Records from a collection
★ ★ ★ ★

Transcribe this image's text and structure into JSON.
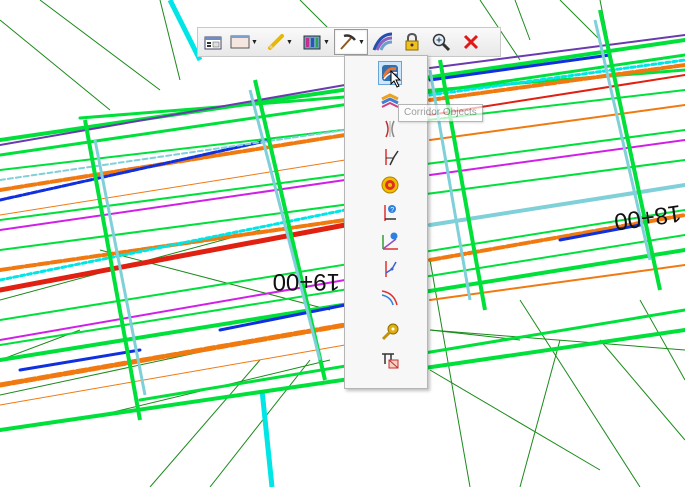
{
  "stations": {
    "left": "19+00",
    "right": "18+00"
  },
  "toolbar": {
    "buttons": [
      {
        "icon": "element-properties-icon",
        "has_menu": false
      },
      {
        "icon": "view-window-icon",
        "has_menu": true
      },
      {
        "icon": "pencil-icon",
        "has_menu": true
      },
      {
        "icon": "corridor-icon",
        "has_menu": true
      },
      {
        "icon": "pickaxe-icon",
        "has_menu": true,
        "pressed": true
      },
      {
        "icon": "road-section-icon",
        "has_menu": false
      },
      {
        "icon": "lock-icon",
        "has_menu": false
      },
      {
        "icon": "zoom-icon",
        "has_menu": false
      },
      {
        "icon": "close-icon",
        "has_menu": false
      }
    ]
  },
  "flyout": {
    "items": [
      "corridor-objects-icon",
      "superelevation-icon",
      "transition-icon",
      "profile-break-icon",
      "target-icon",
      "point-control-icon",
      "slope-control-icon",
      "vertical-control-icon",
      "curve-widening-icon",
      "key-station-icon",
      "end-condition-icon"
    ],
    "tooltip": "Corridor Objects"
  },
  "colors": {
    "green": "#00e03a",
    "dark_green": "#1a8a1a",
    "cyan": "#00e5e5",
    "light_cyan": "#7fd0d8",
    "blue": "#1030e0",
    "red": "#e02010",
    "magenta": "#d020e8",
    "orange": "#f07a10",
    "purple": "#6a3ab0"
  }
}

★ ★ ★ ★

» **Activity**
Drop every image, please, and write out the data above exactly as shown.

» **Result of this task**
Transcribe this image's text and structure into JSON.
{
  "stations": {
    "left": "19+00",
    "right": "18+00"
  },
  "toolbar": {
    "buttons": [
      {
        "icon": "element-properties-icon",
        "has_menu": false
      },
      {
        "icon": "view-window-icon",
        "has_menu": true
      },
      {
        "icon": "pencil-icon",
        "has_menu": true
      },
      {
        "icon": "corridor-icon",
        "has_menu": true
      },
      {
        "icon": "pickaxe-icon",
        "has_menu": true,
        "pressed": true
      },
      {
        "icon": "road-section-icon",
        "has_menu": false
      },
      {
        "icon": "lock-icon",
        "has_menu": false
      },
      {
        "icon": "zoom-icon",
        "has_menu": false
      },
      {
        "icon": "close-icon",
        "has_menu": false
      }
    ]
  },
  "flyout": {
    "items": [
      "corridor-objects-icon",
      "superelevation-icon",
      "transition-icon",
      "profile-break-icon",
      "target-icon",
      "point-control-icon",
      "slope-control-icon",
      "vertical-control-icon",
      "curve-widening-icon",
      "key-station-icon",
      "end-condition-icon"
    ],
    "tooltip": "Corridor Objects"
  },
  "colors": {
    "green": "#00e03a",
    "dark_green": "#1a8a1a",
    "cyan": "#00e5e5",
    "light_cyan": "#7fd0d8",
    "blue": "#1030e0",
    "red": "#e02010",
    "magenta": "#d020e8",
    "orange": "#f07a10",
    "purple": "#6a3ab0"
  }
}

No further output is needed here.